- Disabling AFM: check out our guide on how to disable AFM
Symptoms of Stabilitrak and Traction Control Issues
A lot of the symptoms experienced when the Stabilitrak and traction control lights come on aren’t actually caused by the Stabilitrak system. As we mentioned earlier, these systems automatically turn off as part of the safety feature when engine related issues are detected. So a lot of times these symptoms come from issues with an underlying engine problem which causes RPMs to jump around which then causes Stabilitrak and traction control to disable.
- Hard shifting
- Warning lights appearing
- Rough idling
- Loss of power / limp mode
- Trouble codes that have appeared alongside the issue:
- C0561: ABS Disabled
- P0011: Camshaft Positioning A
- P0521: Engine Oil Pressure Sensor
- P0121: Pedal Position Sensor
- P0300: Misfires
- *Getting no engine codes is common*
Since there are so many things that can cause these systems to turn off the best place to start is with the symptoms you are experiencing. If you are getting misfires and rough idling, you probably want to look into your ignition and fueling components like spark plugs, coils, fuel filter, and so on.
Starting with a code reader and determining the codes is always the best first step. Since all of the Stabilitrak components have fault codes any issues with the system itself should be easily determinable. The codes will tell you where you should be looking for problems. If you have no codes at all, this can be caused by a dirty throttle body, a dirty TPS sensor, a clogged fuel filter, and so on.

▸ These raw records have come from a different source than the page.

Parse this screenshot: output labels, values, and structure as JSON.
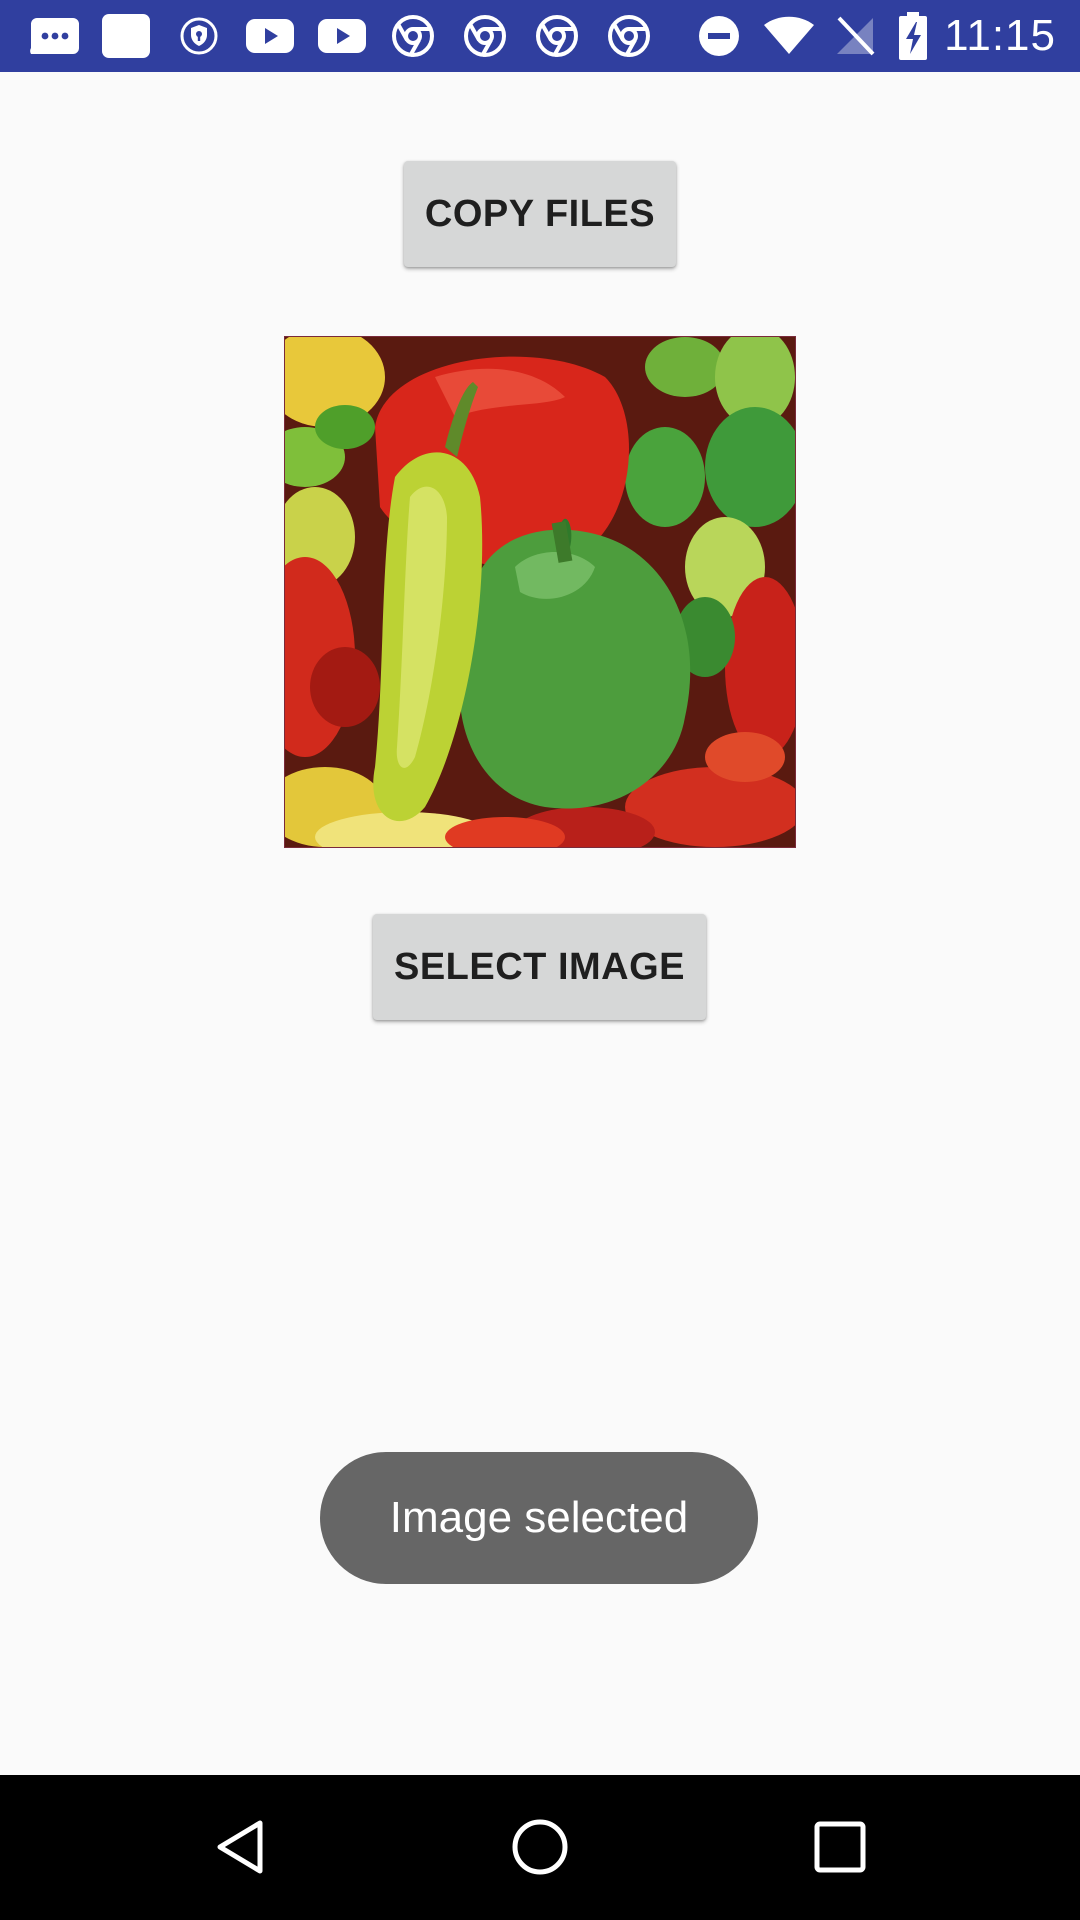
{
  "status_bar": {
    "time": "11:15",
    "background": "#303f9f",
    "left_icons": [
      "message-icon",
      "square-notification-icon",
      "vpn-shield-icon",
      "youtube-icon",
      "youtube-icon",
      "chrome-icon",
      "chrome-icon",
      "chrome-icon",
      "chrome-icon"
    ],
    "right_icons": [
      "do-not-disturb-icon",
      "wifi-icon",
      "no-signal-icon",
      "battery-charging-icon"
    ]
  },
  "main": {
    "copy_button_label": "COPY FILES",
    "select_button_label": "SELECT IMAGE",
    "button_color": "#d6d7d7"
  },
  "toast": {
    "message": "Image selected",
    "background": "#666666"
  },
  "nav_bar": {
    "buttons": [
      "back-icon",
      "home-icon",
      "recents-icon"
    ]
  }
}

Can I Keep Driving with the Light On?
Your Chevy truck is still drivable with both the stabilitrak and traction control lights on. However, you may notice a lack of power and 90% of the time the problem is accompanied with hard shifts. While still drivable, hard shifts are not good for a transmission.

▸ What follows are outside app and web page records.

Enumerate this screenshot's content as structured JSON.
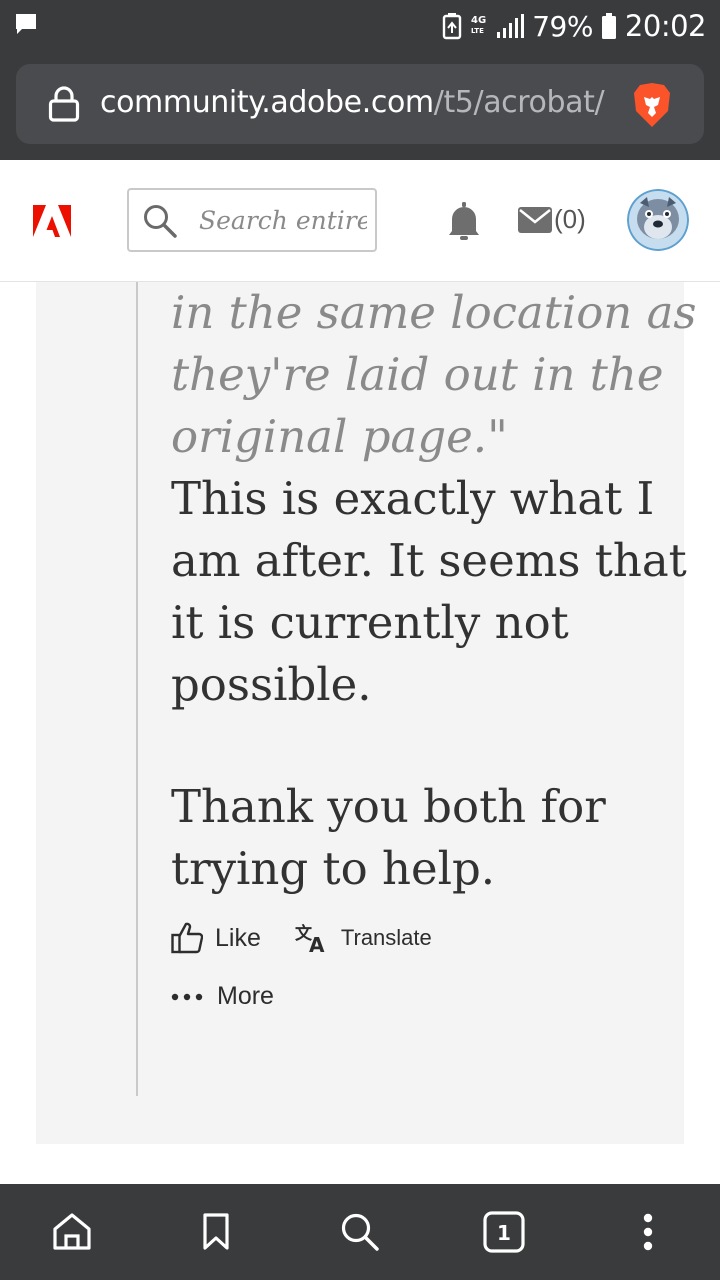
{
  "status_bar": {
    "network": "4G LTE",
    "battery_percent": "79%",
    "time": "20:02",
    "icons": [
      "chat-notification-icon",
      "battery-saver-icon",
      "signal-icon",
      "battery-icon"
    ]
  },
  "browser": {
    "url_domain": "community.adobe.com",
    "url_path": "/t5/acrobat/",
    "icons": [
      "lock-icon",
      "brave-lion-icon"
    ]
  },
  "header": {
    "logo": "adobe-logo",
    "search_placeholder": "Search entire c",
    "messages_count": "(0)",
    "icons": [
      "search-icon",
      "bell-icon",
      "mail-icon",
      "avatar"
    ]
  },
  "post": {
    "quote_lines": [
      "in the same location as",
      "they're laid out in the",
      "original page.\""
    ],
    "body_lines_1": [
      "This is exactly what I",
      "am after. It seems that",
      "it is currently not",
      "possible."
    ],
    "body_lines_2": [
      "Thank you both for",
      "trying to help."
    ],
    "actions": {
      "like": "Like",
      "translate": "Translate",
      "more": "More"
    }
  },
  "bottom_nav": {
    "tabs_count": "1",
    "icons": [
      "home-icon",
      "bookmark-icon",
      "search-icon",
      "tabs-icon",
      "menu-icon"
    ]
  },
  "colors": {
    "chrome_bg": "#3a3b3d",
    "url_box_bg": "#4a4b4e",
    "adobe_red": "#eb1000",
    "brave_orange": "#fb542b",
    "card_bg": "#f4f4f4",
    "quote_text": "#8a8a8a",
    "body_text": "#323232"
  }
}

Hard shifting usually occurs from low transmission fluid, which means the metal components inside the transmission are rubbing on each other with a lot of friction. However, in the service stabilitrak situation, it generally has nothing to do with low fluid levels. Nonetheless, the internal transmission components are rubbing hard against each other which is what causes the “hard shift” feeling.

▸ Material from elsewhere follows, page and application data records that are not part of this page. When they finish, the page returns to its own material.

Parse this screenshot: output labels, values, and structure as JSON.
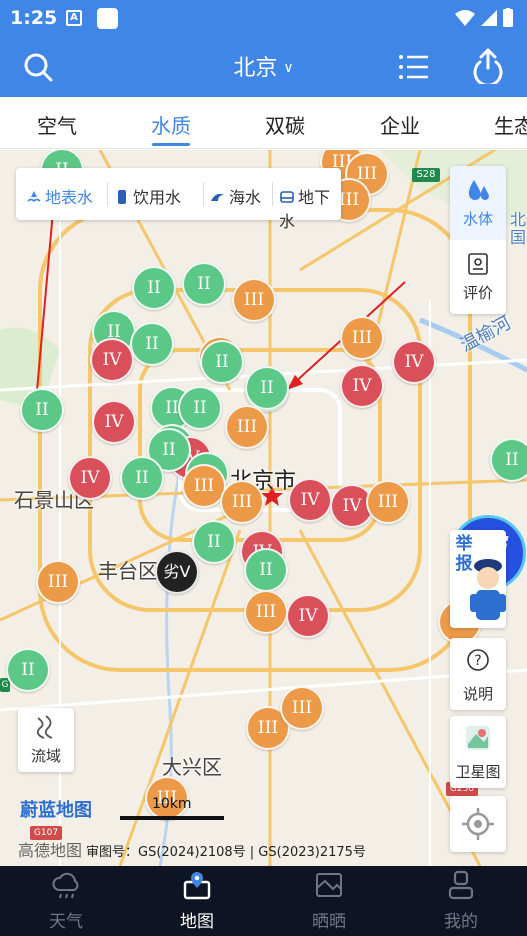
{
  "status": {
    "time": "1:25",
    "sim_label": "A"
  },
  "header": {
    "city": "北京"
  },
  "tabs": [
    {
      "label": "空气"
    },
    {
      "label": "水质"
    },
    {
      "label": "双碳"
    },
    {
      "label": "企业"
    },
    {
      "label": "生态"
    }
  ],
  "active_tab": "水质",
  "filters": [
    {
      "label": "地表水",
      "active": true
    },
    {
      "label": "饮用水"
    },
    {
      "label": "海水"
    },
    {
      "label": "地下水"
    }
  ],
  "side_panel": {
    "water_body": "水体",
    "evaluation": "评价",
    "report": "举报",
    "explain": "说明",
    "satellite": "卫星图",
    "basin": "流域",
    "ai": "Ai"
  },
  "map": {
    "places": [
      "北京市",
      "石景山区",
      "丰台区",
      "大兴区",
      "温榆河",
      "北",
      "国"
    ],
    "road_badges": [
      "S28",
      "G230",
      "G107",
      "G"
    ],
    "brand": "蔚蓝地图",
    "scale": "10km",
    "provider": "高德地图",
    "license": "审图号：GS(2024)2108号 | GS(2023)2175号"
  },
  "markers": [
    {
      "level": "II"
    },
    {
      "level": "III"
    },
    {
      "level": "III"
    },
    {
      "level": "III"
    },
    {
      "level": "II"
    },
    {
      "level": "II"
    },
    {
      "level": "III"
    },
    {
      "level": "II"
    },
    {
      "level": "II"
    },
    {
      "level": "IV"
    },
    {
      "level": "III"
    },
    {
      "level": "II"
    },
    {
      "level": "III"
    },
    {
      "level": "IV"
    },
    {
      "level": "II"
    },
    {
      "level": "IV"
    },
    {
      "level": "II"
    },
    {
      "level": "II"
    },
    {
      "level": "II"
    },
    {
      "level": "II"
    },
    {
      "level": "III"
    },
    {
      "level": "IV"
    },
    {
      "level": "II"
    },
    {
      "level": "IV"
    },
    {
      "level": "II"
    },
    {
      "level": "II"
    },
    {
      "level": "IV"
    },
    {
      "level": "II"
    },
    {
      "level": "III"
    },
    {
      "level": "III"
    },
    {
      "level": "IV"
    },
    {
      "level": "IV"
    },
    {
      "level": "III"
    },
    {
      "level": "II"
    },
    {
      "level": "IV"
    },
    {
      "level": "II"
    },
    {
      "level": "III"
    },
    {
      "level": "劣V"
    },
    {
      "level": "III"
    },
    {
      "level": "IV"
    },
    {
      "level": "II"
    },
    {
      "level": "III"
    },
    {
      "level": "III"
    },
    {
      "level": "III"
    },
    {
      "level": "II"
    },
    {
      "level": "III"
    }
  ],
  "bottom_nav": [
    {
      "label": "天气"
    },
    {
      "label": "地图",
      "active": true
    },
    {
      "label": "晒晒"
    },
    {
      "label": "我的"
    }
  ],
  "colors": {
    "primary": "#3f86e6",
    "level_ii": "#5cc887",
    "level_iii": "#ec9a47",
    "level_iv": "#d9505a",
    "level_bad": "#222222",
    "bottom_bg": "#0f1424"
  }
}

Why the transmission hard shifts with stabilitrak issues is still unknown. With that being said, driving while hard shifting can cause serious wear and tear on your transmission and is not recommended.
If your symptoms are just misfires and some rough idling then there won’t be too much damage that can be done by continuing to drive on it.
GM’s Stabilitrak system is a traction control related technology designed to help your car “stabilize” and keep going in a straight line when traction is lost. It is controlled by the steering wheel position sensor, the wheel speed sensors, and the EBCM. When the car detects a variation in wheel speeds and the steering wheel is at a certain angle, it uses the EBCM to apply brake pressure to wheels on an individual basis to try to control the car and help stabilize it.
The Service Stabilitrak and Service Traction Control lights frequently appear on the dashboard of all GM vehicles with this system. This is because of a safety feature built into it that causes it to disable when RPMs fluctuate. Therefore, diagnosing the issue can be broken down into two buckets. The first is issues with stabilitrak itself. In this case you will probably have a check engine light and a fault code for the steering or wheel sensors or the EBCM relay. The second is ignition or fueling related issues that cause RPMs to jump around which then kicks in the safety feature and disables the systems. In this instance, issues are predominantly caused by spark plugs, coils, fuel pump, fuel filter, and the throttle body.
In the instances where you don’t have any check engine lights or fault codes you will need to take a look at your underlying problems and determine what can cause them. There are some random sensors that can cause the issue and some random tricks that can fix it like disabling AFM or running a tank of E85 fuel.
Ultimately, there are a number of issues that can cause a Stabilitrak light on the dash. Figuring out what the actual problem is that is causing it will require a bit of digging.